Each entry must be written out again exactly as it stands.

____

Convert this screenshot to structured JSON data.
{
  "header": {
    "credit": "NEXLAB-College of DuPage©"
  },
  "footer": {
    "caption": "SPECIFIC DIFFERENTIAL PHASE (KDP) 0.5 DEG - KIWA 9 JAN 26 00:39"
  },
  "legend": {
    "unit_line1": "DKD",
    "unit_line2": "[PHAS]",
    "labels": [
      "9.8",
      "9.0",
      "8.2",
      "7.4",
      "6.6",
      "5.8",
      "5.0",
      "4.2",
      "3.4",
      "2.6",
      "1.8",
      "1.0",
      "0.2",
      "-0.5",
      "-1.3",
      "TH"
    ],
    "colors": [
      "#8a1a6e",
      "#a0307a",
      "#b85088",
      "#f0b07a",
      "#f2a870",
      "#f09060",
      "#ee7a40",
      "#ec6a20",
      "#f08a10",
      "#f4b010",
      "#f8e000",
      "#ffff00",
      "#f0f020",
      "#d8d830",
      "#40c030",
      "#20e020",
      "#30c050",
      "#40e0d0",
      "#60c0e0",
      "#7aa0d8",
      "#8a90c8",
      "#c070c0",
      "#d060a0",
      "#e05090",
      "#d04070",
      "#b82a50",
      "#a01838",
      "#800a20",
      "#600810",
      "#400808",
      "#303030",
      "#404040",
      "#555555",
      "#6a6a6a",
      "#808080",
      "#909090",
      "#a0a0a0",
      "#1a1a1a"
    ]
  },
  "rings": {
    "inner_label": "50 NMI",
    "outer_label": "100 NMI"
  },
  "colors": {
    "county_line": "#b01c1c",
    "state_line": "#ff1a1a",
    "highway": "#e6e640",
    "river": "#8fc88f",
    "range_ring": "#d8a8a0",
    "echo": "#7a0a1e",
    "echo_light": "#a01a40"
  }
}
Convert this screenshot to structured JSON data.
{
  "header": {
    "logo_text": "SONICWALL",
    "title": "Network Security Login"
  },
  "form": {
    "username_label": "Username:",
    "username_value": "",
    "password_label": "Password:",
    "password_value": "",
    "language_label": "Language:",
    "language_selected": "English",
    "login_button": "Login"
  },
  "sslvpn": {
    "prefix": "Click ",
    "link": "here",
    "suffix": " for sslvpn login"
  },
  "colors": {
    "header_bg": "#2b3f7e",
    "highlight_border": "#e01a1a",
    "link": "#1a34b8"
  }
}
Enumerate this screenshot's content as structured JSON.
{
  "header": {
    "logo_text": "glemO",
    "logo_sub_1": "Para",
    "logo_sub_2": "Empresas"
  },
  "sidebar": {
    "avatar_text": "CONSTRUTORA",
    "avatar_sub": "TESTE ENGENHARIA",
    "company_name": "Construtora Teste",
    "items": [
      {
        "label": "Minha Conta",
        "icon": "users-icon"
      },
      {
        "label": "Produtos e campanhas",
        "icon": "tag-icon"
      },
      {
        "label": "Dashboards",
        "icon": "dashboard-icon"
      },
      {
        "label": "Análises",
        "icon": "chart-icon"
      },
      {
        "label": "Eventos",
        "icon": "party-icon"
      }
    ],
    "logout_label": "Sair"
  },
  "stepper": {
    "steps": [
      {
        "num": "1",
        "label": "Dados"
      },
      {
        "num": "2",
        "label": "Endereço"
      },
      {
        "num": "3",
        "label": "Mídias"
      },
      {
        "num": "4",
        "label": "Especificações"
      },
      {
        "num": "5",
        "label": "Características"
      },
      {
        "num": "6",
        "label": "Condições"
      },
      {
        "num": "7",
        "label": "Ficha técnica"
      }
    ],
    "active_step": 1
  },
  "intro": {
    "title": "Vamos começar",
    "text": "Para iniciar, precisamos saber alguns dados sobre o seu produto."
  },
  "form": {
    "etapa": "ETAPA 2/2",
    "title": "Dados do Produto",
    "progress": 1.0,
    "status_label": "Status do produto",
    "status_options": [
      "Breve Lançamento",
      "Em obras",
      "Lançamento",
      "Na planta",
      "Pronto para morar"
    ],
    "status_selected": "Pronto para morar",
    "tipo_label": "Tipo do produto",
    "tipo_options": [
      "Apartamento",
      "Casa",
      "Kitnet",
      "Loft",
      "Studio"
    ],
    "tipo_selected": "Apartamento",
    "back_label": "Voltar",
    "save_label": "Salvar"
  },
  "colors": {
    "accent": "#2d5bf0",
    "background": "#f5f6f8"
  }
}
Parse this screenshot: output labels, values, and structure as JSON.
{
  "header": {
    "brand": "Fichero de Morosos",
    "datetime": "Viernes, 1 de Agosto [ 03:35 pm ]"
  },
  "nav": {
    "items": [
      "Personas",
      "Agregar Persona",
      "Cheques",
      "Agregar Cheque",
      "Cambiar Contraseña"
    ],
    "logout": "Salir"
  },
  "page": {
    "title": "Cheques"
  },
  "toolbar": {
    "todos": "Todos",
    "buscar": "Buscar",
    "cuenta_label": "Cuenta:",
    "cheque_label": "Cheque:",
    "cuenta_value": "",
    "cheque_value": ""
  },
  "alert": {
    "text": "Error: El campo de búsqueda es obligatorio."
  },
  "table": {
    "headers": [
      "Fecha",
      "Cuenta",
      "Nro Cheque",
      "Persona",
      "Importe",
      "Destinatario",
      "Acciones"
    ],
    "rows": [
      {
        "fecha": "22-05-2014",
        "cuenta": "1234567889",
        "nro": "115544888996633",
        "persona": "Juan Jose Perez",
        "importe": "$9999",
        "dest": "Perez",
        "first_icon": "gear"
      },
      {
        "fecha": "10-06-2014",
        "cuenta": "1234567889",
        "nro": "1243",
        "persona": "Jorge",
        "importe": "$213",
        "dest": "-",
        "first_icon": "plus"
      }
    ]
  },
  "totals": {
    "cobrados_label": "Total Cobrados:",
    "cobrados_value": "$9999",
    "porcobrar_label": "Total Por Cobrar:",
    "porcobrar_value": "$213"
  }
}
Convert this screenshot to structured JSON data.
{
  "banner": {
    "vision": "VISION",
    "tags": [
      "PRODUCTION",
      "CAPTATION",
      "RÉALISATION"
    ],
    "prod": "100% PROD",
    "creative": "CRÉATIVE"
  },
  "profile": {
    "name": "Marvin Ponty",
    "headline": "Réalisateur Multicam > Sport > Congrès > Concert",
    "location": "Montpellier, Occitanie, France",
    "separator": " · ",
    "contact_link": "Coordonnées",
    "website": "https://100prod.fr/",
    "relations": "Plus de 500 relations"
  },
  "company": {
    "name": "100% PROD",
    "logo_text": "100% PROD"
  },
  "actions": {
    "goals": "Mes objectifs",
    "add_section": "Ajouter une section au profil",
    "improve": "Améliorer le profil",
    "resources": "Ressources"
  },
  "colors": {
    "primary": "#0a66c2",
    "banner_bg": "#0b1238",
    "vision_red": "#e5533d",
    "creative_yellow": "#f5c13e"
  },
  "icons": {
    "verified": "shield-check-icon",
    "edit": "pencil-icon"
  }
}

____

■ Written answer:
Convert this screenshot to structured JSON data.
{
  "header": {
    "credit": "NEXLAB-College of DuPage©"
  },
  "footer": {
    "caption": "SPECIFIC DIFFERENTIAL PHASE (KDP) 0.5 DEG - KIWA 9 JAN 26 00:39"
  },
  "legend": {
    "unit_line1": "DKD",
    "unit_line2": "[PHAS]",
    "labels": [
      "9.8",
      "9.0",
      "8.2",
      "7.4",
      "6.6",
      "5.8",
      "5.0",
      "4.2",
      "3.4",
      "2.6",
      "1.8",
      "1.0",
      "0.2",
      "-0.5",
      "-1.3",
      "TH"
    ],
    "colors": [
      "#8a1a6e",
      "#a0307a",
      "#b85088",
      "#f0b07a",
      "#f2a870",
      "#f09060",
      "#ee7a40",
      "#ec6a20",
      "#f08a10",
      "#f4b010",
      "#f8e000",
      "#ffff00",
      "#f0f020",
      "#d8d830",
      "#40c030",
      "#20e020",
      "#30c050",
      "#40e0d0",
      "#60c0e0",
      "#7aa0d8",
      "#8a90c8",
      "#c070c0",
      "#d060a0",
      "#e05090",
      "#d04070",
      "#b82a50",
      "#a01838",
      "#800a20",
      "#600810",
      "#400808",
      "#303030",
      "#404040",
      "#555555",
      "#6a6a6a",
      "#808080",
      "#909090",
      "#a0a0a0",
      "#1a1a1a"
    ]
  },
  "rings": {
    "inner_label": "50 NMI",
    "outer_label": "100 NMI"
  },
  "colors": {
    "county_line": "#b01c1c",
    "state_line": "#ff1a1a",
    "highway": "#e6e640",
    "river": "#8fc88f",
    "range_ring": "#d8a8a0",
    "echo": "#7a0a1e",
    "echo_light": "#a01a40"
  }
}
Convert this screenshot to structured JSON data.
{
  "header": {
    "logo_text": "SONICWALL",
    "title": "Network Security Login"
  },
  "form": {
    "username_label": "Username:",
    "username_value": "",
    "password_label": "Password:",
    "password_value": "",
    "language_label": "Language:",
    "language_selected": "English",
    "login_button": "Login"
  },
  "sslvpn": {
    "prefix": "Click ",
    "link": "here",
    "suffix": " for sslvpn login"
  },
  "colors": {
    "header_bg": "#2b3f7e",
    "highlight_border": "#e01a1a",
    "link": "#1a34b8"
  }
}
Enumerate this screenshot's content as structured JSON.
{
  "header": {
    "logo_text": "glemO",
    "logo_sub_1": "Para",
    "logo_sub_2": "Empresas"
  },
  "sidebar": {
    "avatar_text": "CONSTRUTORA",
    "avatar_sub": "TESTE ENGENHARIA",
    "company_name": "Construtora Teste",
    "items": [
      {
        "label": "Minha Conta",
        "icon": "users-icon"
      },
      {
        "label": "Produtos e campanhas",
        "icon": "tag-icon"
      },
      {
        "label": "Dashboards",
        "icon": "dashboard-icon"
      },
      {
        "label": "Análises",
        "icon": "chart-icon"
      },
      {
        "label": "Eventos",
        "icon": "party-icon"
      }
    ],
    "logout_label": "Sair"
  },
  "stepper": {
    "steps": [
      {
        "num": "1",
        "label": "Dados"
      },
      {
        "num": "2",
        "label": "Endereço"
      },
      {
        "num": "3",
        "label": "Mídias"
      },
      {
        "num": "4",
        "label": "Especificações"
      },
      {
        "num": "5",
        "label": "Características"
      },
      {
        "num": "6",
        "label": "Condições"
      },
      {
        "num": "7",
        "label": "Ficha técnica"
      }
    ],
    "active_step": 1
  },
  "intro": {
    "title": "Vamos começar",
    "text": "Para iniciar, precisamos saber alguns dados sobre o seu produto."
  },
  "form": {
    "etapa": "ETAPA 2/2",
    "title": "Dados do Produto",
    "progress": 1.0,
    "status_label": "Status do produto",
    "status_options": [
      "Breve Lançamento",
      "Em obras",
      "Lançamento",
      "Na planta",
      "Pronto para morar"
    ],
    "status_selected": "Pronto para morar",
    "tipo_label": "Tipo do produto",
    "tipo_options": [
      "Apartamento",
      "Casa",
      "Kitnet",
      "Loft",
      "Studio"
    ],
    "tipo_selected": "Apartamento",
    "back_label": "Voltar",
    "save_label": "Salvar"
  },
  "colors": {
    "accent": "#2d5bf0",
    "background": "#f5f6f8"
  }
}
Parse this screenshot: output labels, values, and structure as JSON.
{
  "header": {
    "brand": "Fichero de Morosos",
    "datetime": "Viernes, 1 de Agosto [ 03:35 pm ]"
  },
  "nav": {
    "items": [
      "Personas",
      "Agregar Persona",
      "Cheques",
      "Agregar Cheque",
      "Cambiar Contraseña"
    ],
    "logout": "Salir"
  },
  "page": {
    "title": "Cheques"
  },
  "toolbar": {
    "todos": "Todos",
    "buscar": "Buscar",
    "cuenta_label": "Cuenta:",
    "cheque_label": "Cheque:",
    "cuenta_value": "",
    "cheque_value": ""
  },
  "alert": {
    "text": "Error: El campo de búsqueda es obligatorio."
  },
  "table": {
    "headers": [
      "Fecha",
      "Cuenta",
      "Nro Cheque",
      "Persona",
      "Importe",
      "Destinatario",
      "Acciones"
    ],
    "rows": [
      {
        "fecha": "22-05-2014",
        "cuenta": "1234567889",
        "nro": "115544888996633",
        "persona": "Juan Jose Perez",
        "importe": "$9999",
        "dest": "Perez",
        "first_icon": "gear"
      },
      {
        "fecha": "10-06-2014",
        "cuenta": "1234567889",
        "nro": "1243",
        "persona": "Jorge",
        "importe": "$213",
        "dest": "-",
        "first_icon": "plus"
      }
    ]
  },
  "totals": {
    "cobrados_label": "Total Cobrados:",
    "cobrados_value": "$9999",
    "porcobrar_label": "Total Por Cobrar:",
    "porcobrar_value": "$213"
  }
}
Convert this screenshot to structured JSON data.
{
  "banner": {
    "vision": "VISION",
    "tags": [
      "PRODUCTION",
      "CAPTATION",
      "RÉALISATION"
    ],
    "prod": "100% PROD",
    "creative": "CRÉATIVE"
  },
  "profile": {
    "name": "Marvin Ponty",
    "headline": "Réalisateur Multicam > Sport > Congrès > Concert",
    "location": "Montpellier, Occitanie, France",
    "separator": " · ",
    "contact_link": "Coordonnées",
    "website": "https://100prod.fr/",
    "relations": "Plus de 500 relations"
  },
  "company": {
    "name": "100% PROD",
    "logo_text": "100% PROD"
  },
  "actions": {
    "goals": "Mes objectifs",
    "add_section": "Ajouter une section au profil",
    "improve": "Améliorer le profil",
    "resources": "Ressources"
  },
  "colors": {
    "primary": "#0a66c2",
    "banner_bg": "#0b1238",
    "vision_red": "#e5533d",
    "creative_yellow": "#f5c13e"
  },
  "icons": {
    "verified": "shield-check-icon",
    "edit": "pencil-icon"
  }
}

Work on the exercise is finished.